For education of the general public and students at all levels in local and other New England schools, the reactor staff provides lectures and tours periodically throughout the year.
The MITR produces about $1.2 million worth of neutron transmutation doped (NTD) silicon per year. This is commercial income and the funds are used to offset operating costs. The market for NTD silicon remains strong despite improvements in the chemical production of the material. At present, demand exceeds the MITR's capacity.
A major project to neutron transmutation dope semiconductor grade silicon single crystals continued for a successful eighth year.
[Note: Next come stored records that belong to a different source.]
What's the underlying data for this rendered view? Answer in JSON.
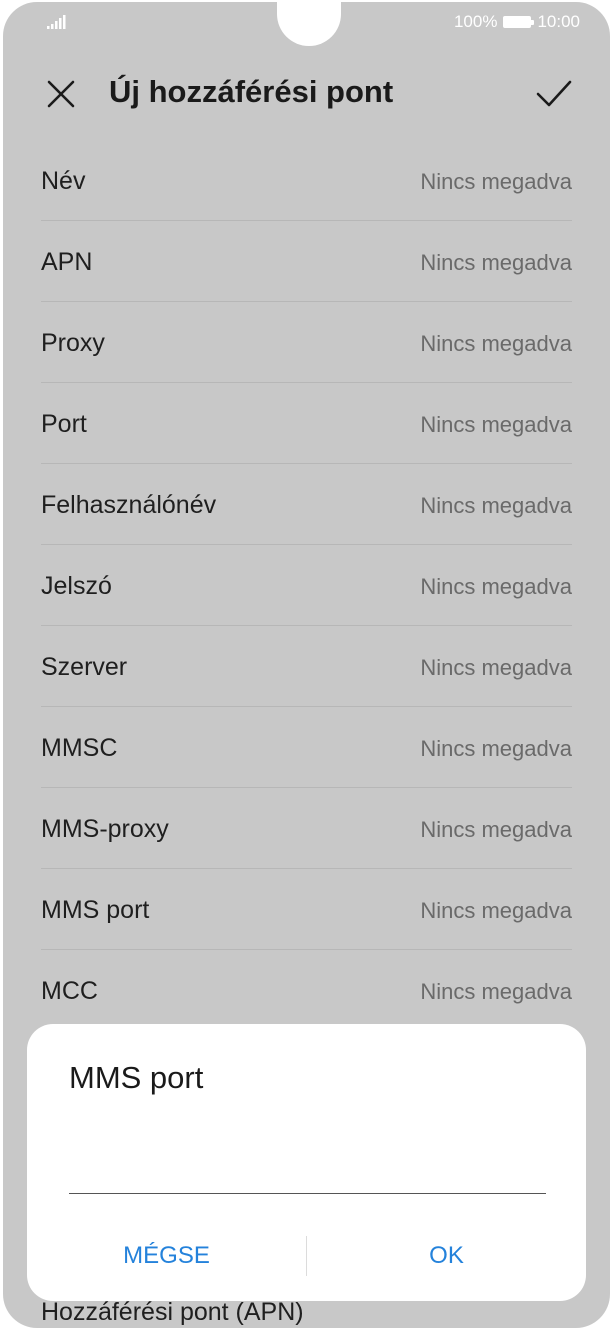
{
  "status_bar": {
    "battery": "100%",
    "time": "10:00"
  },
  "toolbar": {
    "title": "Új hozzáférési pont"
  },
  "fields": [
    {
      "label": "Név",
      "value": "Nincs megadva"
    },
    {
      "label": "APN",
      "value": "Nincs megadva"
    },
    {
      "label": "Proxy",
      "value": "Nincs megadva"
    },
    {
      "label": "Port",
      "value": "Nincs megadva"
    },
    {
      "label": "Felhasználónév",
      "value": "Nincs megadva"
    },
    {
      "label": "Jelszó",
      "value": "Nincs megadva"
    },
    {
      "label": "Szerver",
      "value": "Nincs megadva"
    },
    {
      "label": "MMSC",
      "value": "Nincs megadva"
    },
    {
      "label": "MMS-proxy",
      "value": "Nincs megadva"
    },
    {
      "label": "MMS port",
      "value": "Nincs megadva"
    },
    {
      "label": "MCC",
      "value": "Nincs megadva"
    }
  ],
  "partial_row": {
    "label": "Hozzáférési pont (APN)"
  },
  "dialog": {
    "title": "MMS port",
    "input_value": "",
    "cancel_label": "MÉGSE",
    "ok_label": "OK"
  },
  "colors": {
    "accent": "#2482db",
    "dim_background": "#c8c8c8"
  }
}
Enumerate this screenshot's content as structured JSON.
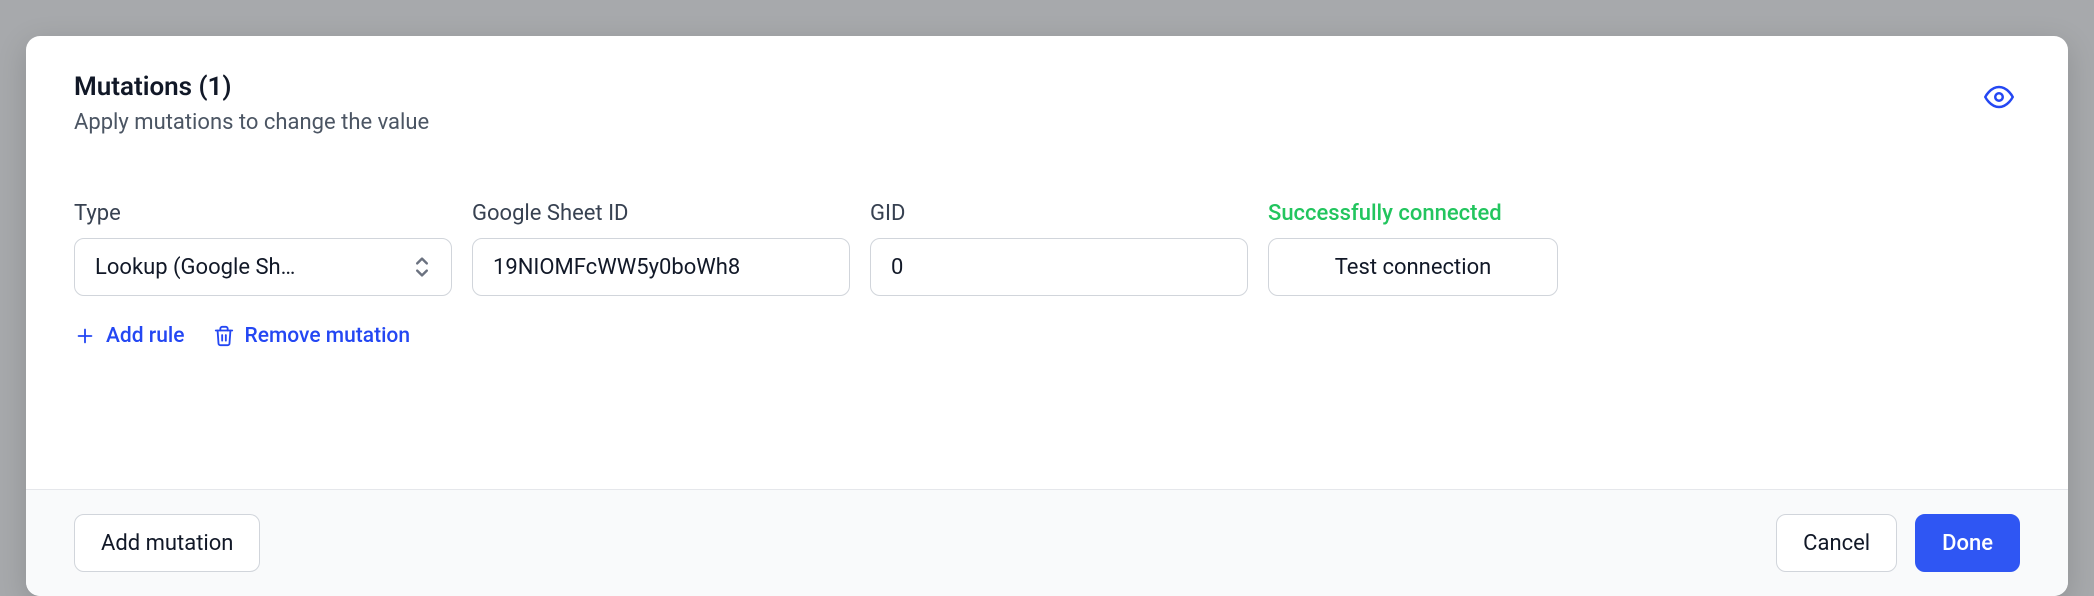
{
  "header": {
    "title": "Mutations (1)",
    "subtitle": "Apply mutations to change the value"
  },
  "fields": {
    "type": {
      "label": "Type",
      "value": "Lookup (Google Sh…"
    },
    "sheet": {
      "label": "Google Sheet ID",
      "value": "19NIOMFcWW5y0boWh8"
    },
    "gid": {
      "label": "GID",
      "value": "0"
    },
    "status": {
      "label": "Successfully connected",
      "test_button": "Test connection"
    }
  },
  "links": {
    "add_rule": "Add rule",
    "remove_mutation": "Remove mutation"
  },
  "footer": {
    "add_mutation": "Add mutation",
    "cancel": "Cancel",
    "done": "Done"
  }
}
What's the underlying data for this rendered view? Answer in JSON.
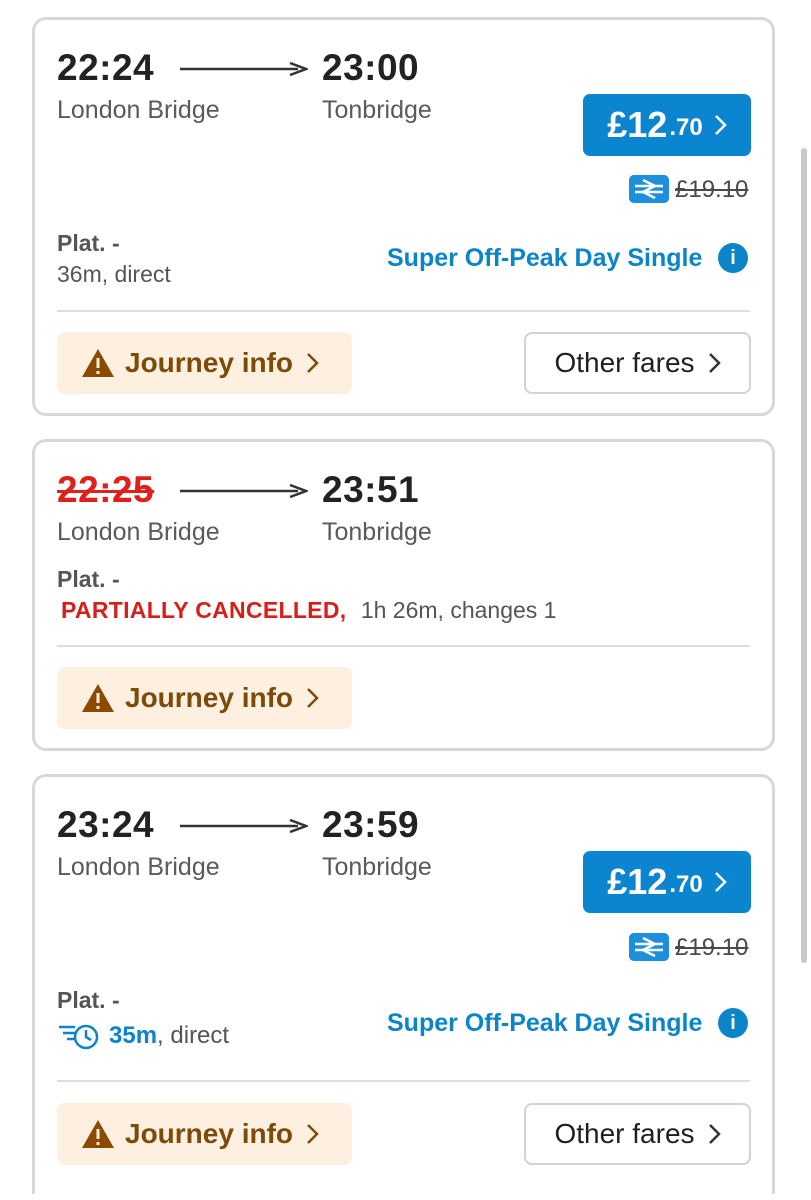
{
  "journeys": [
    {
      "depart": "22:24",
      "arrive": "23:00",
      "from": "London Bridge",
      "to": "Tonbridge",
      "platform": "Plat. -",
      "details": "36m, direct",
      "price_pounds": "£12",
      "price_pence": ".70",
      "original_price": "£19.10",
      "fare_type": "Super Off-Peak Day Single",
      "journey_info_label": "Journey info",
      "other_fares_label": "Other fares"
    },
    {
      "depart": "22:25",
      "arrive": "23:51",
      "from": "London Bridge",
      "to": "Tonbridge",
      "platform": "Plat. -",
      "status": "PARTIALLY CANCELLED,",
      "details": "1h 26m, changes 1",
      "journey_info_label": "Journey info"
    },
    {
      "depart": "23:24",
      "arrive": "23:59",
      "from": "London Bridge",
      "to": "Tonbridge",
      "platform": "Plat. -",
      "fast_duration": "35m",
      "details": ", direct",
      "price_pounds": "£12",
      "price_pence": ".70",
      "original_price": "£19.10",
      "fare_type": "Super Off-Peak Day Single",
      "journey_info_label": "Journey info",
      "other_fares_label": "Other fares"
    }
  ],
  "colors": {
    "accent": "#0b85d0",
    "cancelled": "#e0211b",
    "journey_info_bg": "#fdf0e1",
    "journey_info_text": "#7d4a08",
    "warning": "#8a4b00"
  },
  "icons": [
    "arrow-right-icon",
    "chevron-right-icon",
    "national-rail-icon",
    "info-icon",
    "warning-icon",
    "fast-train-clock-icon"
  ]
}
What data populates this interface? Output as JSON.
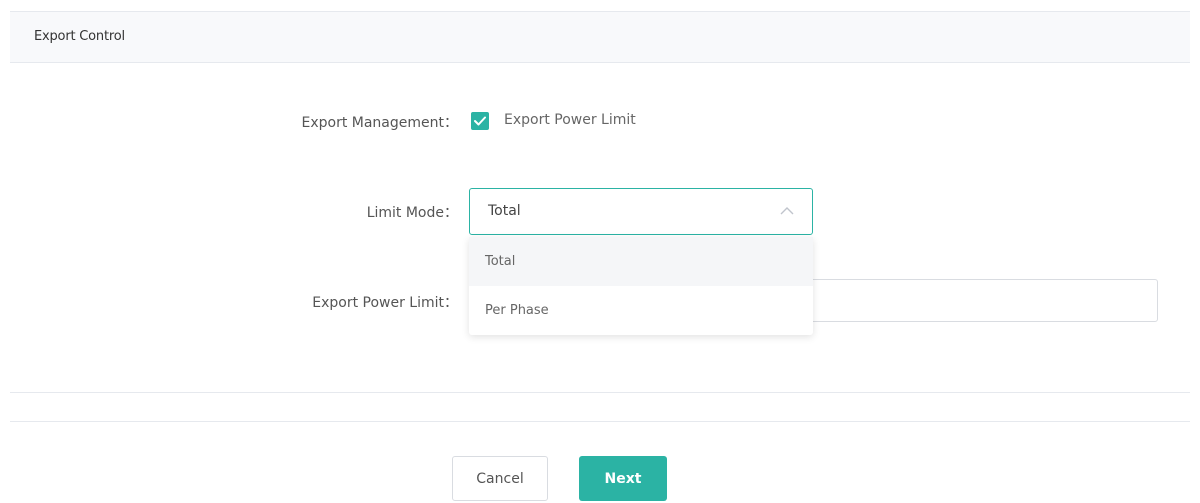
{
  "section": {
    "title": "Export Control"
  },
  "export_management": {
    "label": "Export Management：",
    "checkbox_checked": true,
    "checkbox_label": "Export Power Limit",
    "accent_color": "#2bb3a4"
  },
  "limit_mode": {
    "label": "Limit Mode：",
    "value": "Total",
    "dropdown_open": true,
    "options": [
      "Total",
      "Per Phase"
    ],
    "arrow_icon": "chevron-up-icon"
  },
  "export_power_limit": {
    "label": "Export Power Limit：",
    "value": ""
  },
  "buttons": {
    "cancel": "Cancel",
    "next": "Next"
  }
}
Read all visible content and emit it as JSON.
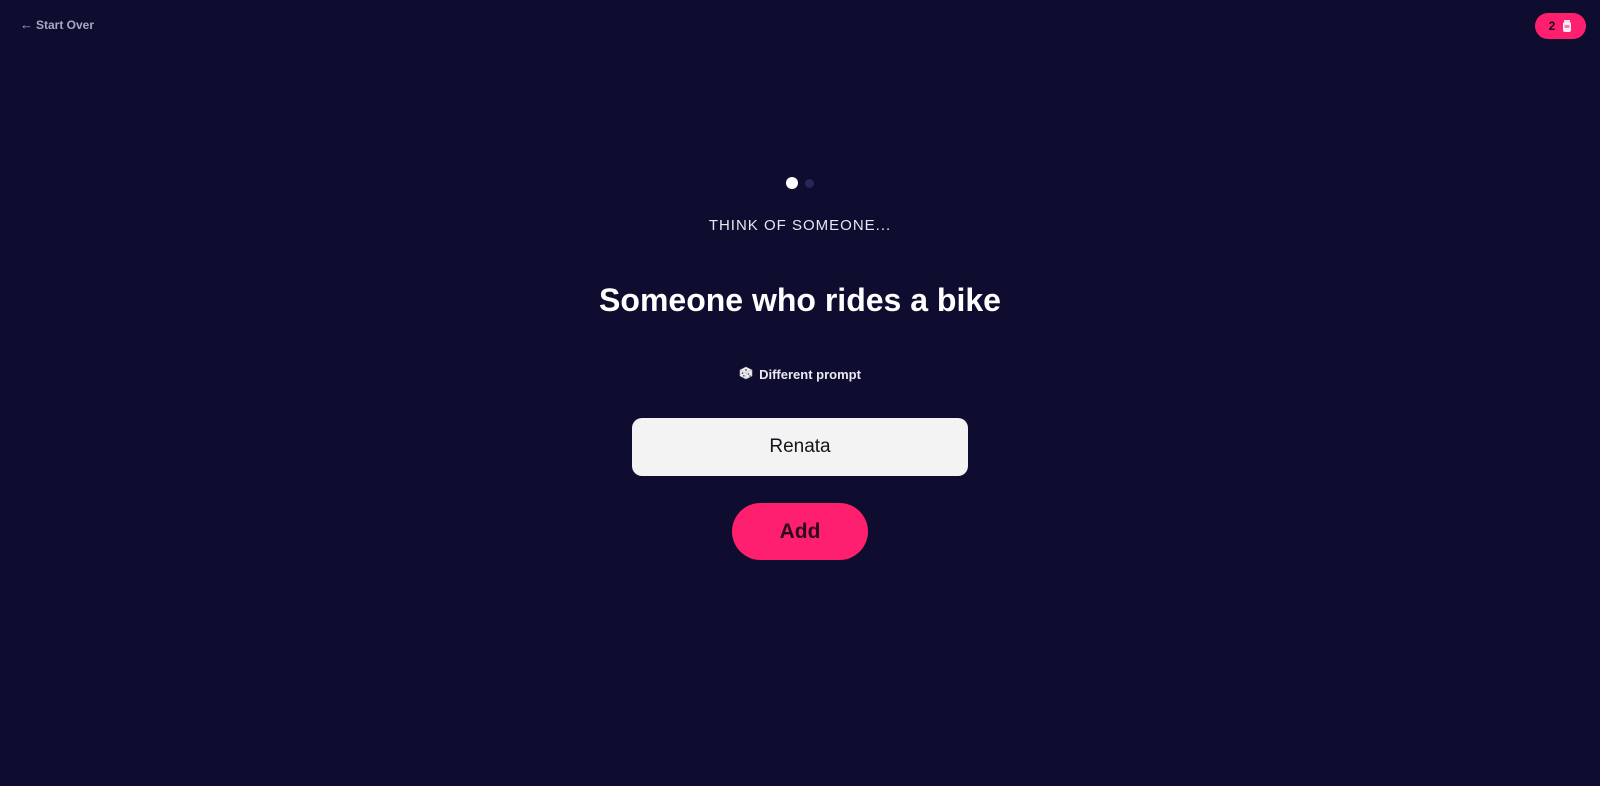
{
  "nav": {
    "start_over_arrow": "←",
    "start_over_label": "Start Over"
  },
  "badge": {
    "count": "2",
    "icon": "jar-icon"
  },
  "progress": {
    "current_step": 1,
    "total_steps": 2
  },
  "main": {
    "kicker": "THINK OF SOMEONE...",
    "prompt": "Someone who rides a bike",
    "different_prompt_icon": "dice-icon",
    "different_prompt_label": "Different prompt",
    "name_input_value": "Renata",
    "add_label": "Add"
  },
  "colors": {
    "background": "#0e0d2f",
    "accent": "#ff1f6f",
    "input_bg": "#f2f3f2",
    "dot_active": "#ffffff",
    "dot_inactive": "#25265a"
  }
}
Approximately 10 metric tons of Si crystals were accurately irradiated in shielded, automated irradiation facilities at the MITR. This project is under the technical direction of Professor Otto K. Harling.
The NRL supports the affirmative action goals of the Massachusetts Institute of Technology. Of a staff of 37 there are currently five engineering and management positions held by minorities and women. The NRL participated in the U.S. DOE's program for minority training in reactor operations, and one of our current senior reactor operators is a graduate of this program.
The MIT Reactor completed its 43rd year of operation, its 27th since the 1974-75 shutdown for upgrading and overhaul. The reactor operated continuously (seven days per week) to support major experiments. On average, the MIT Reactor was operated 134 hours per week at its design power level of 5 MW. Energy output for the MITR-II, as the upgraded reactor is now called, totaled 512,000 megawatt-hours as of June 30, 2001. The MITR-I generated 250,445 MW in the sixteen years from 1958 to 1974.
The senior reactor staff continued to be active in the nuclear field. Dr. Bernard completed his term on the Board of Directors of the American Nuclear Society (ANS) and Dr. Hu was elected Chair of the Isotopes and Radiation Division of ANS with her term scheduled to start in June 2002.
To summarize briefly the reactor was well utilized during the year, although still more experiments and irradiations can be accommodated because of the number and versatility of the many experimental facilities. The number of specimen irradiations was 370. There were 78 irradiations in the medical rooms, many in support of the neutron capture therapy program for the treatment of brain cancer and subcutaneous melanoma. Theses and publications on research supported by the reactor are running at about 5 and 20 per year, respectively. A total of 1172 people toured the MIT Research Reactor from July 1, 2000 through June 30, 2001.